++++ Material provided

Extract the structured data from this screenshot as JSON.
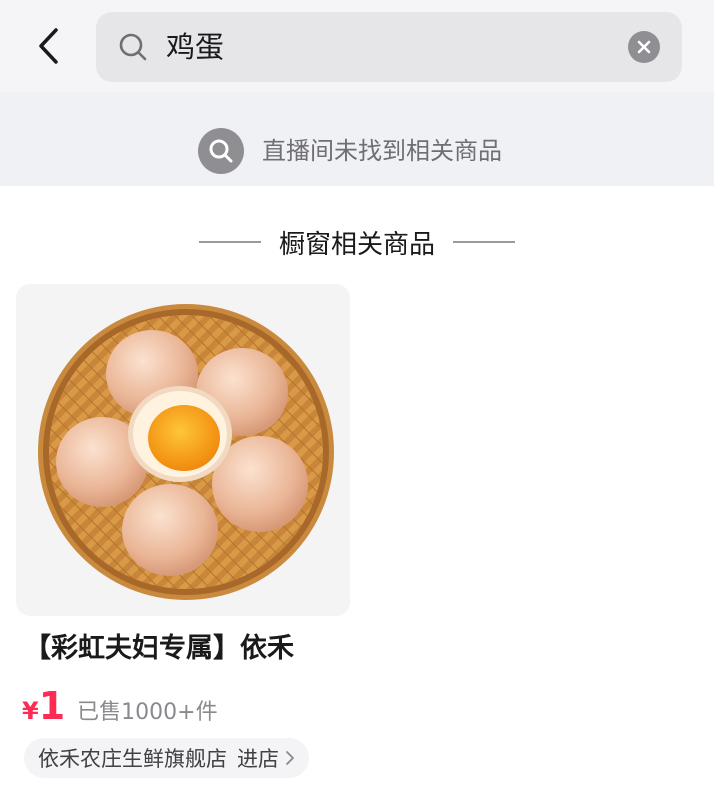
{
  "search": {
    "query": "鸡蛋"
  },
  "notice": {
    "text": "直播间未找到相关商品"
  },
  "section": {
    "title": "橱窗相关商品"
  },
  "product": {
    "title": "【彩虹夫妇专属】依禾",
    "price_symbol": "¥",
    "price": "1",
    "sold": "已售1000+件",
    "shop_name": "依禾农庄生鲜旗舰店",
    "shop_enter": "进店"
  },
  "colors": {
    "accent": "#fe2c55",
    "icon_gray": "#8e8e93"
  }
}
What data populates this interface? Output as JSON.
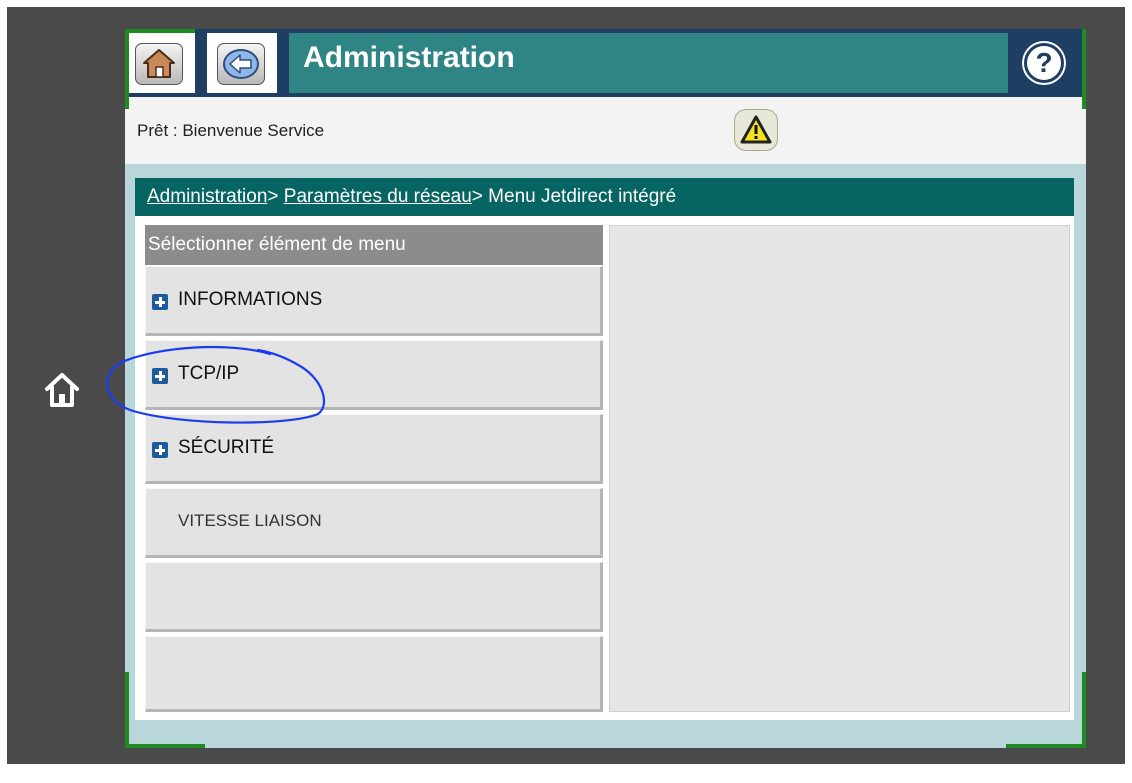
{
  "header": {
    "home_icon": "home-icon",
    "back_icon": "back-arrow-icon",
    "title": "Administration",
    "help_label": "?"
  },
  "status": {
    "text": "Prêt : Bienvenue Service",
    "warning_icon": "warning-icon"
  },
  "breadcrumb": {
    "items": [
      "Administration",
      "Paramètres du réseau",
      "Menu Jetdirect intégré"
    ],
    "separator": ">"
  },
  "menu": {
    "heading": "Sélectionner élément de menu",
    "items": [
      {
        "label": "INFORMATIONS",
        "expandable": true
      },
      {
        "label": "TCP/IP",
        "expandable": true
      },
      {
        "label": "SÉCURITÉ",
        "expandable": true
      },
      {
        "label": "VITESSE LIAISON",
        "expandable": false
      },
      {
        "label": "",
        "expandable": false
      },
      {
        "label": "",
        "expandable": false
      }
    ]
  },
  "side": {
    "home_icon": "home-outline-icon"
  },
  "colors": {
    "title_bar": "#2e8583",
    "breadcrumb_bar": "#066462",
    "header_dark": "#1e3f63",
    "annotation": "#1a3cf0",
    "frame_corner": "#1f8a1f"
  }
}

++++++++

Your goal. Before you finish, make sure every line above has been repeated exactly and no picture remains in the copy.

Answer to this problem.
Extract the structured data from this screenshot as JSON.
{
  "search": {
    "query": "鸡蛋"
  },
  "notice": {
    "text": "直播间未找到相关商品"
  },
  "section": {
    "title": "橱窗相关商品"
  },
  "product": {
    "title": "【彩虹夫妇专属】依禾",
    "price_symbol": "¥",
    "price": "1",
    "sold": "已售1000+件",
    "shop_name": "依禾农庄生鲜旗舰店",
    "shop_enter": "进店"
  },
  "colors": {
    "accent": "#fe2c55",
    "icon_gray": "#8e8e93"
  }
}
What data populates this interface? Output as JSON.
{
  "header": {
    "home_icon": "home-icon",
    "back_icon": "back-arrow-icon",
    "title": "Administration",
    "help_label": "?"
  },
  "status": {
    "text": "Prêt : Bienvenue Service",
    "warning_icon": "warning-icon"
  },
  "breadcrumb": {
    "items": [
      "Administration",
      "Paramètres du réseau",
      "Menu Jetdirect intégré"
    ],
    "separator": ">"
  },
  "menu": {
    "heading": "Sélectionner élément de menu",
    "items": [
      {
        "label": "INFORMATIONS",
        "expandable": true
      },
      {
        "label": "TCP/IP",
        "expandable": true
      },
      {
        "label": "SÉCURITÉ",
        "expandable": true
      },
      {
        "label": "VITESSE LIAISON",
        "expandable": false
      },
      {
        "label": "",
        "expandable": false
      },
      {
        "label": "",
        "expandable": false
      }
    ]
  },
  "side": {
    "home_icon": "home-outline-icon"
  },
  "colors": {
    "title_bar": "#2e8583",
    "breadcrumb_bar": "#066462",
    "header_dark": "#1e3f63",
    "annotation": "#1a3cf0",
    "frame_corner": "#1f8a1f"
  }
}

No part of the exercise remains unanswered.